Manchin, Sinema’s unwillingness to change filibuster rules may cost Democrats the Freedom to Vote Act

American democracy is again on life support, and those in charge of saving it are unwilling to operate. Biden and the Democrats, hot on the heels of their failure to pass the Build Back Better Act, seem unable to pass their Freedom to Vote: John R. Lewis Act without breaking a Republican filibuster.

While the fight over this legislation is all over the national media, the reason why we need it–the Republican takeover of elections at the state and local levels–has gone relatively undiscussed.

In what has been described by the Associated Press and other sources as a “slow-motion insurrection,” Republicans have tried, and in some cases succeeded, in taking control of election operations at the local level. In Georgia, for example, GOP lawmakers recently passed an election bill giving their General Assembly power over the state board of elections.

This is a nightmare scenario, a future where voter rolls and even vote tallies are overseen by partisan officials. The only way to counter this is through federal legislation, which, thankfully, Democrats have tried to pass. However, despite having a majority in the House of Representatives, control over the Senate (with Vice President Harris serving as the tie-breaking vote in the split chamber), and control of the White House, they can’t seem to successfully pass legislation protecting voting rights due to one obstacle.

While Republicans can filibuster the legislation, or prevent it from being brought to a vote in the Senate, Democrats have the seats to change Senate rules and remove the filibuster with just a simple majority. This is where the obstacle comes in, or rather, obstacles 1A and 1B: senators Joe Manchin and Kyrsten Sinema.

Both Manchin and Sinema have expressed their unwillingness to change filibuster rules, and because the Democrats only have 50 seats, either’s opposition to the rules change would have doomed the proposal.
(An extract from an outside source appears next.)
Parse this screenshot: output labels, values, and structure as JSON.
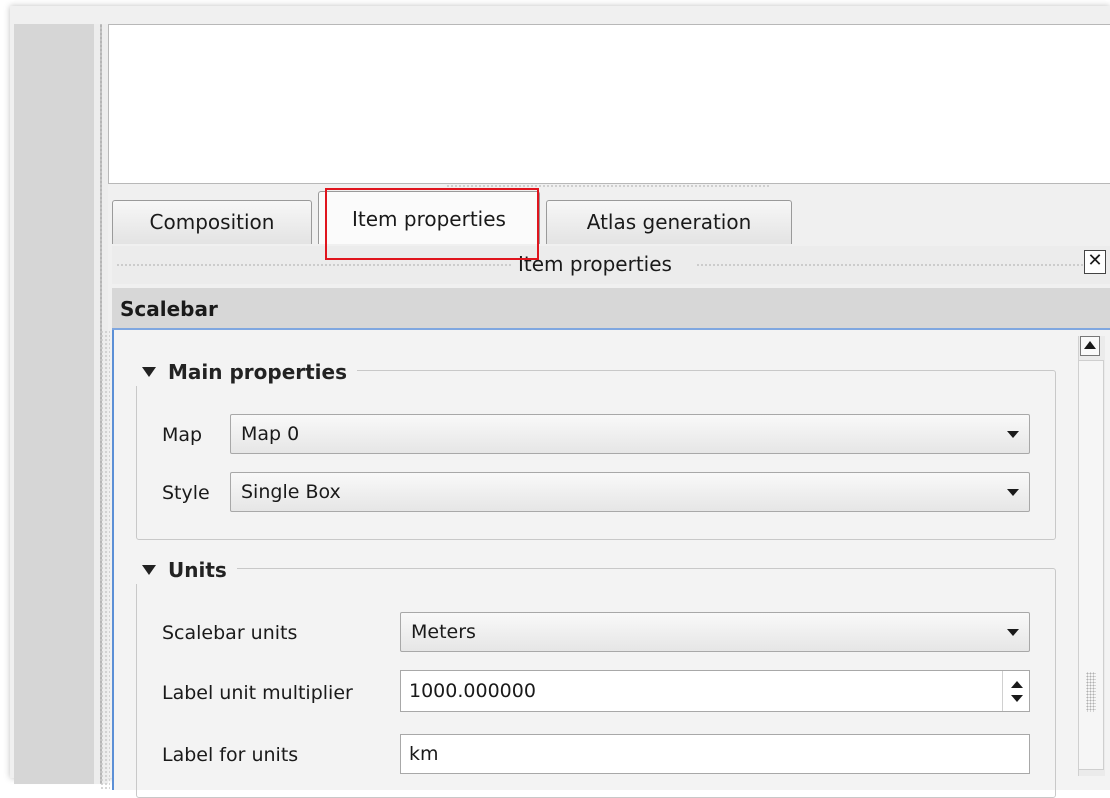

It’s easy to blame party leadership for their inability to corral the votes, but it’s not their fault entirely. 

American politicians are free to vote against their party, and the only things the party can really threaten is to strip a politician of committee seats or to run a primary challenge. For both senators, a primary challenge threat won’t come to fruition for years. As far as committee seats, Democrats can’t risk pushing either senator across the aisle by exiling them, as that would hand control to the Republicans.

Changing the filibuster is a big step, and Manchin and Sinema have all the leverage, at least for now. If Democrats want to pass voting rights legislation before the midterm shuffle, they aren’t going to succeed by browbeating Manchin and Sinema until they either change their minds or feel compelled, or coerced, to action.

If the legislation is going to be passed, Manchin and Sinema need to be willing to change the filibuster rules for the legislative package on their own accord. To do so, Democrats must change their path. They need to more publicly call out Republican intrusion into the voting process, and they need to pare down their package to only the bare necessities to ensure at least somewhat fair elections in 2024. 

By exposing Republican attempts to control the voting process, Democrats can present a clear dilemma to Sinema: either the filibuster stays or our voting rights do. Right now, the fight over the package is bigger news than Republican election power-grabs. If that’s flipped, there’s a good chance that Sinema will feel compelled to action.

By slimming down the legislation, Democrats can alleviate Joe Manchin’s probable fear that if he carves out the filibuster for strong Democratic legislation, Republicans will crucify him in 2024. West Virginia is a very red state, so Manchin has to be careful to avoid offending his constituents that don’t share his party. If the package is whittled down, it gives him the ability to respond to Republican attacks with the fact that he did reduce the size and power of the eventual legislation before it was passed.

Democrats need to pass some form of voting rights protections before 2024 and ideally before the midterms in 2022. To do so, they have no other options besides whittling down their legislation to appease the most important Joe in the party–not Biden, but Manchin.